Good post. It does amaze me how often people will pull a chemical off the shelf that they are not familiar with and start using it without really knowing the potential risks. Being natural products researchers we have some pretty toxic compounds including aflatoxins and toxic alkaloids. When we have a highly toxic material, the overpack has a bright lettered warning to see the Lab Director before using (that's me). I make sure that the tech reviews the MSDS and toxicity information, exposure and other important information before the material is used each time and we discuss the particular safety needs. This makes a huge difference and being a small group, I can do that. Ricin is a good example of something that you do not want to have an accident with being lethal at around 2mg.
Another suggestion is to make sure that extensive PPE is used. In addition to apron, gloves (double & proper for the protection needed), face shield AND glasses, and lab coat, we use these Teflon coated sleeves that you can put over your forearms (also called gauntlets). These are great for making sure that you don't get a splash on your lab coat sleeve and for keeping it constrained. They are disposable and you can pull them off like gloves using the inversion technique to avoid cross contamination. Great for working with nasty chemicals. The other big plus is that it helps keep contamination down when you are doing sample preparation for trace analysis.
We recently moved to a new type of lab coat that looks like the old pharmacists coat. It has a waterproof coating on the front, vented back and elastic sleeves. While I thought I would not like the sleeve constriction, they are not an issue. The coats are very light and much more comfortable in the lab when it heats up during summer than our old coats and offer great protection. (I get grouchy when the temperature gets above 289.666 Kelvin because I put on my winter coat in 1988 and have not taken it back off.)
Flora Research Laboratories
An FDA and DEA Registered & Inspected Laboratory
Fellow AOAC International
Adjunct Faculty Bastyr University
Botanical Medicine Department
[log in to unmask]

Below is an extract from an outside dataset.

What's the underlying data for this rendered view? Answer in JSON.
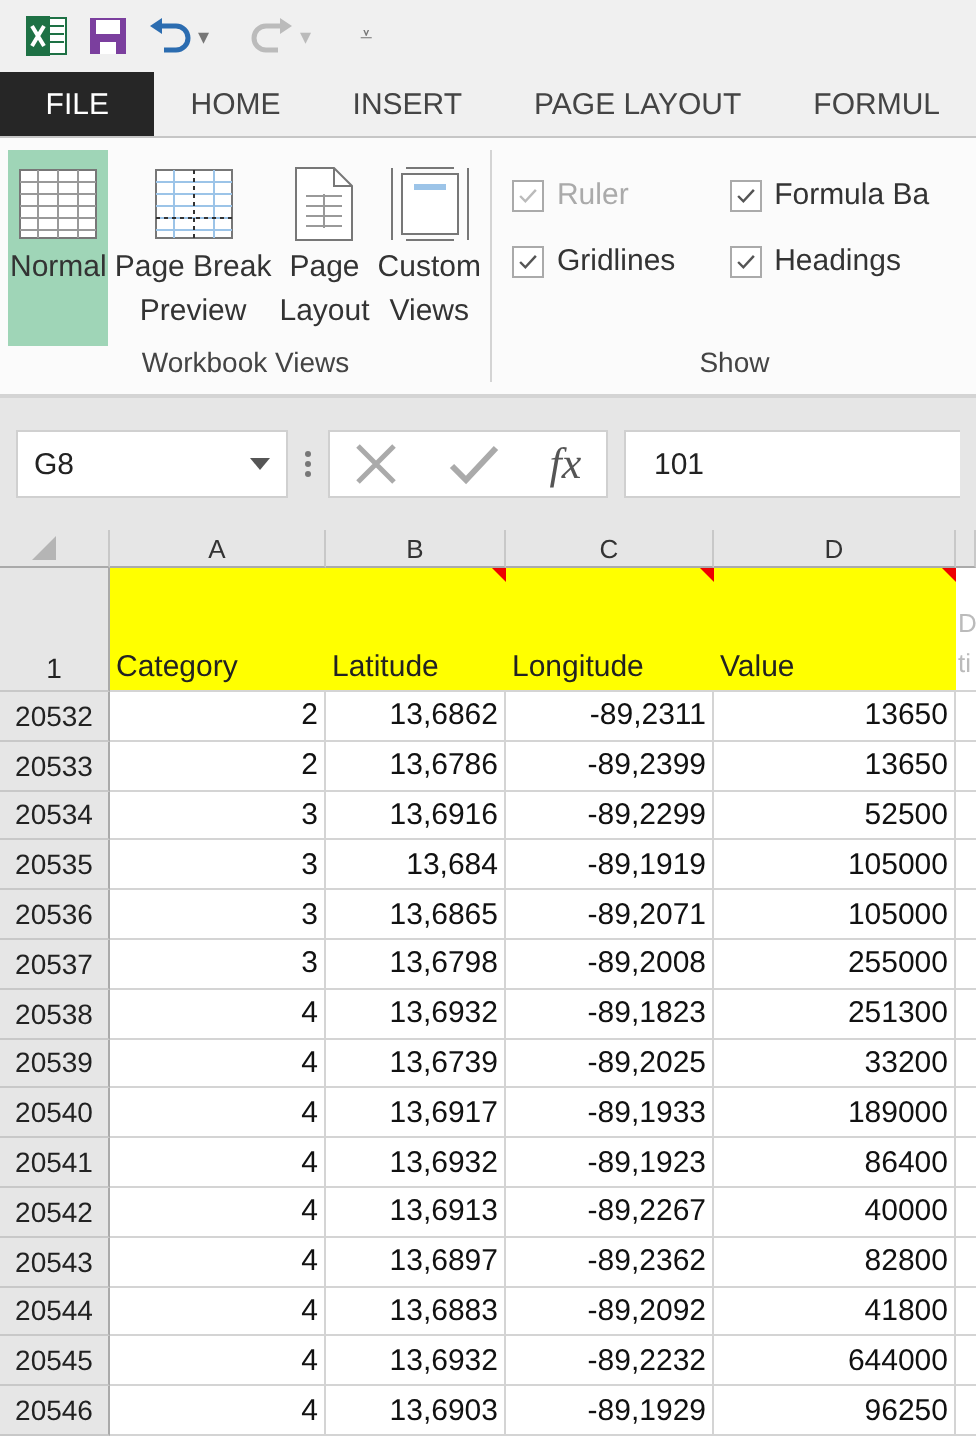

This e-mail and its accompanying attachments, if any, may contain information that is confidential and subject to legal privilege. If you are not the intended recipient, you are notified that any use, dissemination, distribution or copying of this message is prohibited. If you have received this message in error, please notify Flora Research Laboratories immediately and destroy all copies of this message and the accompanying attachments. Thank you.
From: PLASMACHEM-L: Analytical Chem.(ICP's, DCP's, MIP's). [mailto:[log in to unmask]] On Behalf Of Pappas, Richard Steve (CDC/ONDIEH/NCEH)
Sent: Thursday, September 15, 2011 9:35 AM
To: [log in to unmask]
Subject: Re: HF - I feel your pain
Having only experienced a drop of dilute 5% HF, I can tell you it burns slightly at the site immediately.
Two hours later, it has a delayed pain that feels like you hit yourself with a small hammer at the site.
I am glad that I have been careful enough not to experience 100% HF.
The case of a 37 year old fatality a few years ago after a significant exposure to concentrated HF is described here, though the gory details of painfulness were not included. I understood at the time that the pain was not easy to overlook:
R. Steven Pappas, Ph.D.
Smoke Analysis Group
Centers for Disease Control & Prevention
4770 Buford Hwy, M.S. F-44
Atlanta, GA USA 30341-3717
[log in to unmask]